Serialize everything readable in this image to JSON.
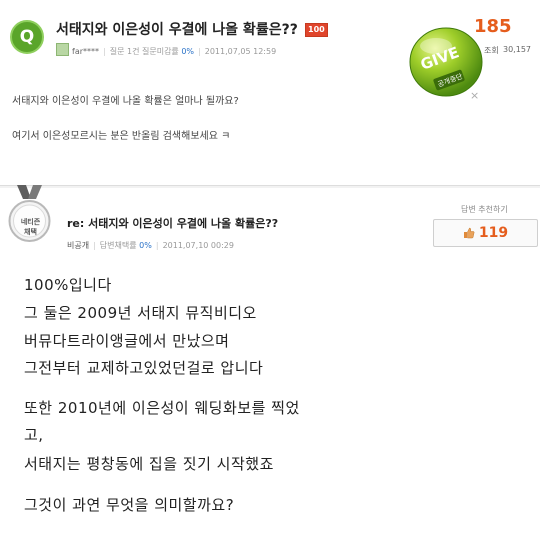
{
  "question": {
    "icon_letter": "Q",
    "title": "서태지와 이은성이 우결에 나올 확률은??",
    "badge": "100",
    "author": "far****",
    "meta_parts": [
      "질문 1건",
      "질문미감률"
    ],
    "meta_pct": "0%",
    "date": "2011,07,05 12:59",
    "count": "185",
    "views_label": "조회",
    "views": "30,157",
    "gem_label": "GIVE",
    "gem_tag": "공개중단",
    "close": "×",
    "body": [
      "서태지와 이은성이 우결에 나올 확률은 얼마나 될까요?",
      "여기서 이은성모르시는 분은 반올림 검색해보세요 ㅋ"
    ]
  },
  "answer": {
    "medal_text": [
      "네티즌",
      "채택"
    ],
    "title": "re: 서태지와 이은성이 우결에 나올 확률은??",
    "author": "비공개",
    "meta_label": "답변채택률",
    "meta_pct": "0%",
    "date": "2011,07,10 00:29",
    "recommend_label": "답변 추천하기",
    "recommend_count": "119",
    "body": [
      "100%입니다",
      "그 둘은 2009년 서태지 뮤직비디오",
      "버뮤다트라이앵글에서 만났으며",
      "그전부터 교제하고있었던걸로 압니다",
      "또한 2010년에 이은성이 웨딩화보를 찍었",
      "고,",
      "서태지는 평창동에 집을 짓기 시작했죠",
      "그것이 과연 무엇을 의미할까요?"
    ]
  },
  "colors": {
    "accent_green": "#5aa52a",
    "accent_orange": "#e55d1d",
    "link_blue": "#2a72c8"
  },
  "icons": [
    "q-icon",
    "medal-icon",
    "thumb-up-icon",
    "gem-icon",
    "close-icon",
    "avatar-icon"
  ]
}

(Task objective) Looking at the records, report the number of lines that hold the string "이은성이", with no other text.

(The answer) 4